> **Interface dataset entries**

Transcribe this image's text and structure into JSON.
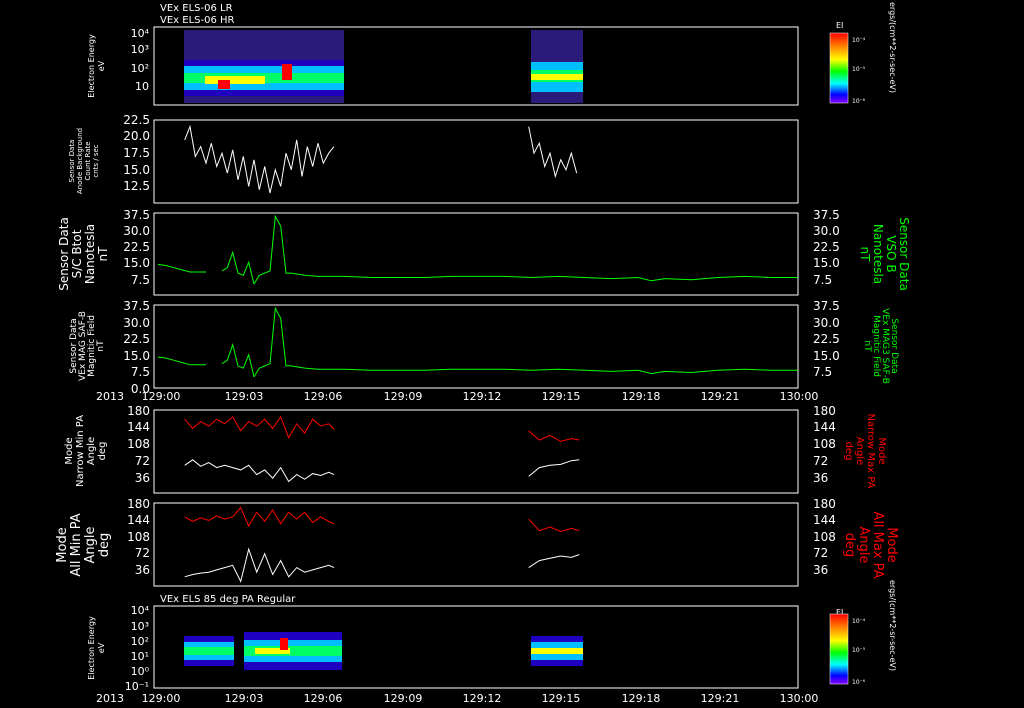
{
  "titles": {
    "top1": "VEx ELS-06 LR",
    "top2": "VEx ELS-06 HR",
    "mid": "VEx ELS 85 deg PA Regular"
  },
  "colors": {
    "white": "#ffffff",
    "green": "#00ff00",
    "red": "#ff0000",
    "background": "#000000"
  },
  "colorbar": {
    "title": "EI",
    "ticks": [
      "10⁻⁴",
      "10⁻⁵",
      "10⁻⁶"
    ],
    "unit_label": "ergs/(cm**2-sr-sec-eV)"
  },
  "time_axis": {
    "year": "2013",
    "ticks": [
      "129:00",
      "129:03",
      "129:06",
      "129:09",
      "129:12",
      "129:15",
      "129:18",
      "129:21",
      "130:00"
    ]
  },
  "chart_data": [
    {
      "type": "heatmap",
      "name": "electron-spectrogram-top",
      "ylabel_lines": [
        "Electron Energy",
        "eV"
      ],
      "y_scale": "log",
      "yticks": [
        "10⁴",
        "10³",
        "10²",
        "10",
        ""
      ],
      "data_intervals": [
        [
          "129:01",
          "129:07"
        ],
        [
          "129:14",
          "129:16"
        ]
      ],
      "colorbar": "EI"
    },
    {
      "type": "line",
      "name": "anode-background",
      "ylabel_lines": [
        "Sensor Data",
        "Anode Background",
        "Count Rate",
        "cnts / sec"
      ],
      "yticks": [
        "22.5",
        "20.0",
        "17.5",
        "15.0",
        "12.5"
      ],
      "ylim": [
        10.0,
        22.5
      ],
      "color": "#ffffff",
      "segments": [
        {
          "t": [
            1.0,
            1.2,
            1.4,
            1.6,
            1.8,
            2.0,
            2.2,
            2.4,
            2.6,
            2.8,
            3.0,
            3.2,
            3.4,
            3.6,
            3.8,
            4.0,
            4.2,
            4.4,
            4.6,
            4.8,
            5.0,
            5.2,
            5.4,
            5.6,
            5.8,
            6.0,
            6.2,
            6.4,
            6.6
          ],
          "v": [
            19.5,
            21.5,
            17.0,
            18.5,
            16.0,
            19.0,
            15.5,
            17.5,
            14.5,
            18.0,
            13.5,
            17.0,
            12.5,
            16.5,
            12.0,
            15.5,
            11.5,
            15.0,
            12.5,
            17.5,
            15.0,
            19.5,
            14.0,
            18.5,
            15.5,
            19.0,
            16.0,
            17.5,
            18.5
          ]
        },
        {
          "t": [
            13.9,
            14.1,
            14.3,
            14.5,
            14.7,
            14.9,
            15.1,
            15.3,
            15.5,
            15.7
          ],
          "v": [
            21.5,
            17.5,
            19.0,
            15.5,
            17.5,
            14.0,
            16.5,
            15.0,
            17.5,
            14.5
          ]
        }
      ]
    },
    {
      "type": "line",
      "name": "sc-btot",
      "ylabel_lines": [
        "Sensor Data",
        "S/C Btot",
        "Nanotesla",
        "nT"
      ],
      "ylabel_right_lines": [
        "Sensor Data",
        "VSO B",
        "Nanotesla",
        "nT"
      ],
      "yticks": [
        "37.5",
        "30.0",
        "22.5",
        "15.0",
        "7.5"
      ],
      "ylim": [
        0,
        37.5
      ],
      "color": "#00ff00",
      "segments": [
        {
          "t": [
            0.0,
            0.3,
            0.6,
            0.9,
            1.2,
            1.5,
            1.8
          ],
          "v": [
            14.0,
            13.5,
            12.5,
            11.5,
            10.5,
            10.5,
            10.5
          ]
        },
        {
          "t": [
            2.4,
            2.6,
            2.8,
            3.0,
            3.2,
            3.4,
            3.6
          ],
          "v": [
            11.0,
            12.5,
            19.5,
            10.0,
            9.0,
            15.0,
            5.0
          ]
        },
        {
          "t": [
            3.6,
            3.8,
            4.0,
            4.2,
            4.4,
            4.6,
            4.8,
            5.0,
            5.5,
            6.0,
            7.0,
            8.0,
            9.0,
            10.0,
            11.0,
            12.0,
            13.0,
            14.0,
            15.0,
            16.0,
            17.0,
            18.0,
            18.5,
            19.0,
            20.0,
            21.0,
            22.0,
            23.0,
            24.0
          ],
          "v": [
            5.0,
            9.0,
            10.0,
            11.0,
            36.0,
            31.5,
            10.0,
            10.0,
            9.0,
            8.5,
            8.5,
            8.0,
            8.0,
            8.0,
            8.5,
            8.5,
            8.5,
            8.0,
            8.5,
            8.0,
            7.5,
            8.0,
            6.5,
            7.5,
            7.0,
            8.0,
            8.5,
            8.0,
            8.0
          ]
        }
      ]
    },
    {
      "type": "line",
      "name": "vex-mag-saf-b",
      "ylabel_lines": [
        "Sensor Data",
        "VEx MAG SAF-B",
        "Magnitic Field",
        "nT"
      ],
      "ylabel_right_lines": [
        "Sensor Data",
        "VEx MAG3 SAF-B",
        "Magnitic Field",
        "nT"
      ],
      "yticks": [
        "37.5",
        "30.0",
        "22.5",
        "15.0",
        "7.5",
        "0.0"
      ],
      "ylim": [
        0,
        37.5
      ],
      "color": "#00ff00",
      "segments": [
        {
          "t": [
            0.0,
            0.3,
            0.6,
            0.9,
            1.2,
            1.5,
            1.8
          ],
          "v": [
            14.0,
            13.5,
            12.5,
            11.5,
            10.5,
            10.5,
            10.5
          ]
        },
        {
          "t": [
            2.4,
            2.6,
            2.8,
            3.0,
            3.2,
            3.4,
            3.6
          ],
          "v": [
            11.0,
            12.5,
            19.5,
            10.0,
            9.0,
            15.0,
            5.0
          ]
        },
        {
          "t": [
            3.6,
            3.8,
            4.0,
            4.2,
            4.4,
            4.6,
            4.8,
            5.0,
            5.5,
            6.0,
            7.0,
            8.0,
            9.0,
            10.0,
            11.0,
            12.0,
            13.0,
            14.0,
            15.0,
            16.0,
            17.0,
            18.0,
            18.5,
            19.0,
            20.0,
            21.0,
            22.0,
            23.0,
            24.0
          ],
          "v": [
            5.0,
            9.0,
            10.0,
            11.0,
            36.0,
            31.5,
            10.0,
            10.0,
            9.0,
            8.5,
            8.5,
            8.0,
            8.0,
            8.0,
            8.5,
            8.5,
            8.5,
            8.0,
            8.5,
            8.0,
            7.5,
            8.0,
            6.5,
            7.5,
            7.0,
            8.0,
            8.5,
            8.0,
            8.0
          ]
        }
      ]
    },
    {
      "type": "line",
      "name": "narrow-pa",
      "ylabel_lines": [
        "Mode",
        "Narrow Min PA",
        "Angle",
        "deg"
      ],
      "ylabel_right_lines": [
        "Mode",
        "Narrow Max PA",
        "Angle",
        "deg"
      ],
      "yticks": [
        "180",
        "144",
        "108",
        "72",
        "36"
      ],
      "ylim": [
        0,
        180
      ],
      "series": [
        {
          "color": "#ffffff",
          "segments": [
            {
              "t": [
                1.0,
                1.3,
                1.6,
                1.9,
                2.2,
                2.5,
                2.8,
                3.1,
                3.4,
                3.7,
                4.0,
                4.3,
                4.6,
                4.9,
                5.2,
                5.5,
                5.8,
                6.1,
                6.4,
                6.6
              ],
              "v": [
                60,
                72,
                58,
                66,
                55,
                60,
                55,
                50,
                60,
                40,
                50,
                32,
                55,
                25,
                40,
                30,
                42,
                38,
                45,
                40
              ]
            },
            {
              "t": [
                13.9,
                14.3,
                14.7,
                15.1,
                15.5,
                15.8
              ],
              "v": [
                36,
                55,
                60,
                62,
                70,
                72
              ]
            }
          ]
        },
        {
          "color": "#ff0000",
          "segments": [
            {
              "t": [
                1.0,
                1.3,
                1.6,
                1.9,
                2.2,
                2.5,
                2.8,
                3.1,
                3.4,
                3.7,
                4.0,
                4.3,
                4.6,
                4.9,
                5.2,
                5.5,
                5.8,
                6.1,
                6.4,
                6.6
              ],
              "v": [
                160,
                140,
                155,
                145,
                160,
                150,
                165,
                135,
                155,
                145,
                160,
                140,
                165,
                120,
                150,
                130,
                160,
                145,
                150,
                138
              ]
            },
            {
              "t": [
                13.9,
                14.3,
                14.7,
                15.1,
                15.5,
                15.8
              ],
              "v": [
                135,
                115,
                125,
                112,
                118,
                115
              ]
            }
          ]
        }
      ]
    },
    {
      "type": "line",
      "name": "all-pa",
      "ylabel_lines": [
        "Mode",
        "All Min PA",
        "Angle",
        "deg"
      ],
      "ylabel_right_lines": [
        "Mode",
        "All Max PA",
        "Angle",
        "deg"
      ],
      "yticks": [
        "180",
        "144",
        "108",
        "72",
        "36"
      ],
      "ylim": [
        0,
        180
      ],
      "series": [
        {
          "color": "#ffffff",
          "segments": [
            {
              "t": [
                1.0,
                1.3,
                1.6,
                1.9,
                2.2,
                2.5,
                2.8,
                3.1,
                3.4,
                3.7,
                4.0,
                4.3,
                4.6,
                4.9,
                5.2,
                5.5,
                5.8,
                6.1,
                6.4,
                6.6
              ],
              "v": [
                20,
                25,
                28,
                30,
                35,
                40,
                45,
                10,
                80,
                30,
                70,
                25,
                55,
                20,
                40,
                30,
                35,
                40,
                45,
                40
              ]
            },
            {
              "t": [
                13.9,
                14.3,
                14.7,
                15.1,
                15.5,
                15.8
              ],
              "v": [
                40,
                55,
                60,
                65,
                62,
                68
              ]
            }
          ]
        },
        {
          "color": "#ff0000",
          "segments": [
            {
              "t": [
                1.0,
                1.3,
                1.6,
                1.9,
                2.2,
                2.5,
                2.8,
                3.1,
                3.4,
                3.7,
                4.0,
                4.3,
                4.6,
                4.9,
                5.2,
                5.5,
                5.8,
                6.1,
                6.4,
                6.6
              ],
              "v": [
                150,
                140,
                148,
                142,
                152,
                145,
                150,
                170,
                130,
                160,
                140,
                165,
                135,
                160,
                145,
                160,
                138,
                150,
                140,
                135
              ]
            },
            {
              "t": [
                13.9,
                14.3,
                14.7,
                15.1,
                15.5,
                15.8
              ],
              "v": [
                145,
                120,
                128,
                118,
                125,
                120
              ]
            }
          ]
        }
      ]
    },
    {
      "type": "heatmap",
      "name": "electron-spectrogram-85deg",
      "ylabel_lines": [
        "Electron Energy",
        "eV"
      ],
      "y_scale": "log",
      "yticks": [
        "10⁴",
        "10³",
        "10²",
        "10¹",
        "10⁰",
        "10⁻¹"
      ],
      "data_intervals": [
        [
          "129:01",
          "129:02"
        ],
        [
          "129:02",
          "129:07"
        ],
        [
          "129:14",
          "129:16"
        ]
      ],
      "colorbar": "EI"
    }
  ]
}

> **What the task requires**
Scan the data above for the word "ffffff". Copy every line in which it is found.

> **Exercise output**
    "white": "#ffffff",
      "color": "#ffffff",
          "color": "#ffffff",
          "color": "#ffffff",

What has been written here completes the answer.